Shadowsposted on 5/2015 By:
Yes, it’s absurd to break down the qualifier for the 'stoner' tag into whether or not someone owns a long piece of furniture with stupidly tempting cushions, but all is fair in a war where so many lump OM, Electric Wizard and High On Fire under the same roof. The fact of the matter is, 'stoner' is the laziest tag in our genre, yet it still manages to at least make some sort of sense once that warm, fuzzy feeling works its way through your ears and into the veins. Maybe an easier way to break it down is this: Does the following sticker belong on the album cover?
In the case of Virginia's velvet gallopers Valkyrie, I would have to say yes.

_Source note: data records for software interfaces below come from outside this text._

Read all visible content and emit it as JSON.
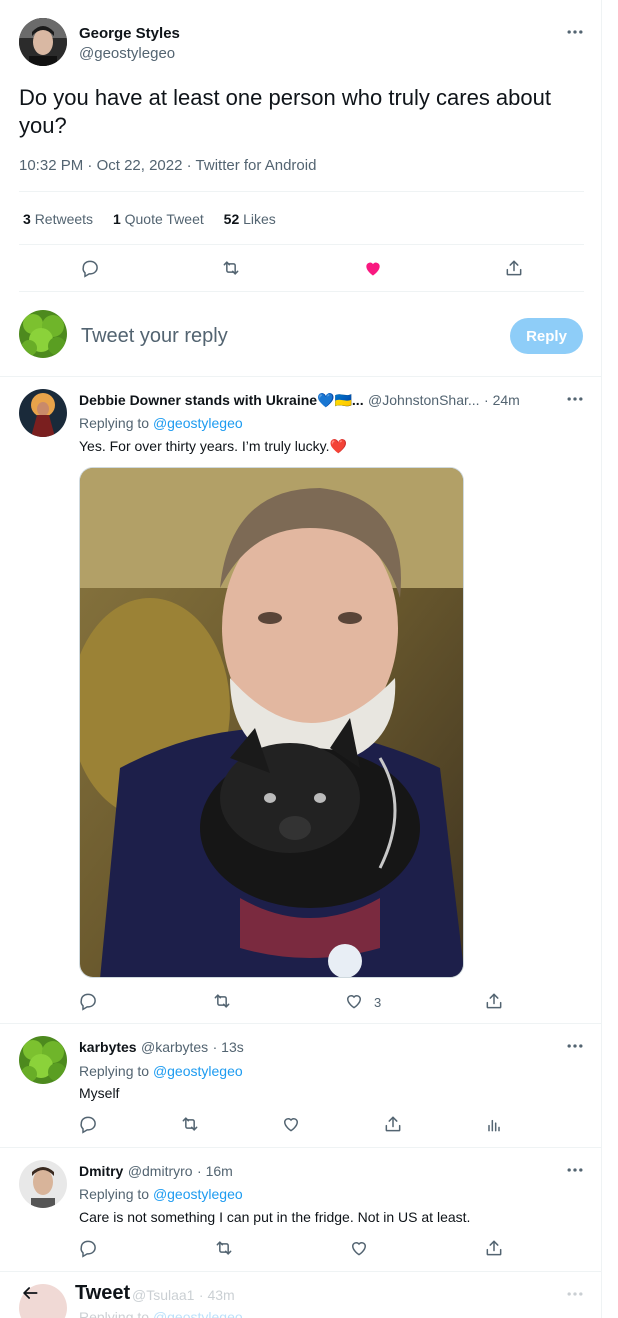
{
  "main_tweet": {
    "author_name": "George Styles",
    "author_handle": "@geostylegeo",
    "text": "Do you have at least one person who truly cares about you?",
    "time": "10:32 PM",
    "date": "Oct 22, 2022",
    "source": "Twitter for Android",
    "dot1": "·",
    "dot2": "·",
    "stats": {
      "retweets_count": "3",
      "retweets_label": "Retweets",
      "quotes_count": "1",
      "quotes_label": "Quote Tweet",
      "likes_count": "52",
      "likes_label": "Likes"
    },
    "liked": true,
    "like_color": "#f91880"
  },
  "composer": {
    "placeholder": "Tweet your reply",
    "reply_button": "Reply",
    "reply_button_color": "#8ecdf8"
  },
  "replies": [
    {
      "author_name": "Debbie Downer stands with Ukraine💙🇺🇦...",
      "author_handle": "@JohnstonShar...",
      "time": "· 24m",
      "replying_label": "Replying to",
      "replying_handle": "@geostylegeo",
      "text": "Yes. For over thirty years. I’m truly lucky.",
      "text_emoji": "❤️",
      "has_image": true,
      "like_count": "3"
    },
    {
      "author_name": "karbytes",
      "author_handle": "@karbytes",
      "time": "· 13s",
      "replying_label": "Replying to",
      "replying_handle": "@geostylegeo",
      "text": "Myself"
    },
    {
      "author_name": "Dmitry",
      "author_handle": "@dmitryro",
      "time": "· 16m",
      "replying_label": "Replying to",
      "replying_handle": "@geostylegeo",
      "text": "Care is not something I can put in the fridge. Not in US at least."
    },
    {
      "author_handle": "@Tsulaa1",
      "time": "· 43m",
      "replying_label": "Replying to",
      "replying_handle": "@geostylegeo"
    }
  ],
  "header": {
    "title": "Tweet",
    "back_icon": "arrow-left-icon"
  },
  "colors": {
    "link": "#1d9bf0",
    "muted": "#536471",
    "border": "#eff3f4"
  }
}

It’s been seven years since the band’s last release, Man of Two Visions, and that long stretch has seen the fuzzier end of the doom spectrum become oversaturated to the point where many roll their eyes and simply sidestep most anything that gets stamped with a sweetleaf. And I get it – folks have things to do, people to see, acreage to hoe and wells to dig, and in too many cases, these tunes ain’t getting any shorter.
But even if it's become somewhat unstylish to tag something stoner, there's still plenty of good to be found, and this particular branch of metal will never need the mainstream as long as we have bearded wizards floating on pillowy cushions and ripping through Kirby’s Epic Yarn while Sleep’s Holy Mountain drifts in the foreground. In the interest of saving people time sifting through a stack of half-baked contenders, however, there are two records from 2015 that stand pretty tall as top-shelf picks for the interested ear: Elder’s fantastic Lore, and this little record right’chere.
What’s particularly satisfying about Shadows and Valkyrie in general is the fact that the band manages all the coolness, the comfort and the “jaminess” so often associated with this style in a way that’s raw & free, yet refreshingly succinct. That easy, organic touch has a lot to do with the fact that the record sounds as if Sanford Parker had the guys roll into the studio and knock through these seven tunes just as though they’d stepped onto a stage to play in front of a comfortable gathering at a local club. And it may seem strange to praise an album for keeping things under 45-minutes, but by God, it's very much appreciated during an age when nearly every form of entertainment continues to test fans' endurance. These tunes are just long enough to get lost in, but not so stretched that you need to take a whiz break halfway through the record.
As for the music itself, things are still cut from a similar cloth as the band’s two previous works, but Shadows touches the corners with a stronger level of, for lack of a better term, seriousness. Outside of the bright, light-hearted manner in which “Mountain Stop” opens the show (the tune features a vibraslap, for hell’s sake), the bulk of the record’s midsection streaks the breezy feeling with that sobering sort of acknowledgement one gets when you're ripe enough to recognize that life's radiance needs to be ferociously appreciated, because its fleeting. Call it maturity, solemnity, or whatever-the-hell you want, it's the sort of thing that brings a touch more darkness to the Valkyrie game. “Shadow of Reality,” for example, kicks off with a wonderfully smooth, buttery stretch that’s as pleasant as a late August afternoon on a hillside, but that beautifully somber span at its close delivers a warmly pensive touch. The aptly titled “Wintry Plains” throws similar shade, feeling a bit like a heavier version of Robin Trower at times:
There is an undeniable comfort and optimism that comes along with the immediately recognizable vocal harmony of the Adams brothers, however, so the good times are never far away. Plus, despite the fact that all the players get plenty of opportunity to shine, Pete and Jake’s twin axe attack takes center stage once again, and that means melodic fret-fondling combustibility on a Slough Feg (via Thin Lizzy) level. Suffice to say, if fiery leads ain’t typically your thing, run away as if your mother's life depends on it. Every tune on Shadows is lifted by a double-headed attack of leads that either climb like gliders on a thermal, or split the sky like eagles fuckin', and they’re directly responsible for delivering a sense of urgency to the record that spurns the typical couch-sloth temperament in favor of inspiring action.
Shadows is a perfect representation of the sort of music that travels easily alongside just about any good time, whether it’s getting destroyed on the couch, taking in a crushing vista, or jumping to the patio speakers at that family gathering before your annoying cousin taints the Summer vibe with two hours of Brad fucking Paisley. Tags be damned, the bottom line is that Valkyrie knows how to deliver a highly pleasant form of heaviness, and that's definitely a very favorable thing to have within arm's reach.